The architecture of the 19th and 20th centuries consists of the exaggerated display of Marwari wealth and completely overshadowed anything constructed before.

The Havelis, Personal Residences

The word haveli, from Persian origin, means "an enclosed place"                                          .

The havelis were the symbol of the status of the Marwaris and a home for their extended family, providing security and comfort in a style. Secluded from the outside world the haveli set its own pace of life.

The typical havelis in Shekhawati consisted of two courtyards — an outer one for the men which serves as an extended threshold and the inner one, the domain of the women

The biggest ones sometimes had three or four courtyards and two to three stories high. 

Today, a way of life has passed and mosthavelis are empty or just give a shelter to an old watchman.

The Chhatri Or Cenotaphs

Like the Rajputs, the Marwaris erected cenotaphs on cremation grounds in the memory of their ancestors.

A dome shaped structure sustained by as many as 32 pillars, the cenotaph may contain

in its basement several rooms and a Shiva temple.

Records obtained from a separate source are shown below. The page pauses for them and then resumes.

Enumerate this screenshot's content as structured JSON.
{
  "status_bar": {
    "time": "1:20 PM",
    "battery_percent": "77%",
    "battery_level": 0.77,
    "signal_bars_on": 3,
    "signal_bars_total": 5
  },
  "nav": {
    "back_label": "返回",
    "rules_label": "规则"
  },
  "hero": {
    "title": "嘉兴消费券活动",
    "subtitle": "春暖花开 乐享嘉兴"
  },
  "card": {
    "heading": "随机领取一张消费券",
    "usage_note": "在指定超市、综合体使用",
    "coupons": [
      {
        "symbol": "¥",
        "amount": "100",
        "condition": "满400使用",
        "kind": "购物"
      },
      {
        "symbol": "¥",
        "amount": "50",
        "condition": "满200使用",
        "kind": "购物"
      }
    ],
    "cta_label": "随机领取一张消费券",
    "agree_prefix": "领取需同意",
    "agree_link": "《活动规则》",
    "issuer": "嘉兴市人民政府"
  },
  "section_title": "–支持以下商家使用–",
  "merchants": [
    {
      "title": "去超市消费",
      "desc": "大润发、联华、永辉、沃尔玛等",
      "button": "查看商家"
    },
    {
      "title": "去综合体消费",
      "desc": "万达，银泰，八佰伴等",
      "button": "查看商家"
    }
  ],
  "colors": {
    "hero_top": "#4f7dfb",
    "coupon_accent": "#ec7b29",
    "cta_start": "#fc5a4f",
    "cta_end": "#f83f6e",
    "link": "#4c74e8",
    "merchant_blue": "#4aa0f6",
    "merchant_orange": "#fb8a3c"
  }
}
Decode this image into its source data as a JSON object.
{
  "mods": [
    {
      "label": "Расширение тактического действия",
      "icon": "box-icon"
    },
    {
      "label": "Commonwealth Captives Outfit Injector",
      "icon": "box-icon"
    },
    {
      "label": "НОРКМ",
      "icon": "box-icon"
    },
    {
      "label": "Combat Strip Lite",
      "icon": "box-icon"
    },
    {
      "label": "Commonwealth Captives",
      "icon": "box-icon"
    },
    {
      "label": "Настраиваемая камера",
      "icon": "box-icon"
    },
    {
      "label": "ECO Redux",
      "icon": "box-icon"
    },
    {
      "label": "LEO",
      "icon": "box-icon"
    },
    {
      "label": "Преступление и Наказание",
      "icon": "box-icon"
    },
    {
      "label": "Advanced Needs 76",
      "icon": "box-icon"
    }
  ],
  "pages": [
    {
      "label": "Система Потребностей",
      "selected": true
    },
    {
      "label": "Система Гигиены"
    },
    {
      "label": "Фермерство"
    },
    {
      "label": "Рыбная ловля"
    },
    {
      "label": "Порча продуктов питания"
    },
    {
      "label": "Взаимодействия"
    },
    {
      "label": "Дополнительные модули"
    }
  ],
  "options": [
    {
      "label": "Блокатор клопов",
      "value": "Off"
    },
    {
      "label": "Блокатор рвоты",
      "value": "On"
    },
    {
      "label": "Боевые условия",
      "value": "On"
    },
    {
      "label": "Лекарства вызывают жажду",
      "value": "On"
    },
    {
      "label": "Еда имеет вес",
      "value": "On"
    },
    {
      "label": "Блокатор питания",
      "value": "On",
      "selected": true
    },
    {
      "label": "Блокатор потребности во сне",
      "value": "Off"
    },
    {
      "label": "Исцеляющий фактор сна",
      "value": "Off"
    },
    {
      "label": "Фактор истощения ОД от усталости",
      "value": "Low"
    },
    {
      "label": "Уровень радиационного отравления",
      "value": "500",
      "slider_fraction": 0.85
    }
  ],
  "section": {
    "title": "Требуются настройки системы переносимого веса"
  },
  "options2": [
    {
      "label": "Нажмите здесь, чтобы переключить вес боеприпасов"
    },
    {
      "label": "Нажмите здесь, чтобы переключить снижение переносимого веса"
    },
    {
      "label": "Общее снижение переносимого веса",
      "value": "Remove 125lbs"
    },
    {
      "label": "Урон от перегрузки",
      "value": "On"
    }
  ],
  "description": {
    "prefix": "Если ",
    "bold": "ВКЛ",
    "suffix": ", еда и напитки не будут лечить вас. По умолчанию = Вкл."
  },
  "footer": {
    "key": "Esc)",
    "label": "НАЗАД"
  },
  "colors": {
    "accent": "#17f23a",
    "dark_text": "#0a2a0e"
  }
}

The size of the memorial reflects the importance of the family who constructed it.




Various Buildings For Public Use

For the wellbeing of the local population as well as for the fame of their name the merchant community financed the construction of various buildings such as :

- Wells, step wells and water reservoirs
- Temples
- Caravan sarai

The Marwaris patronized craftsmen who decorated not only their own residence but also all the buildings they had constructed. 

Paintings are to be found everywhere in profusion, on walls, balconies, ceilings, arches and pillars, on the dome of the cenotaphs and even on the rim of the wells.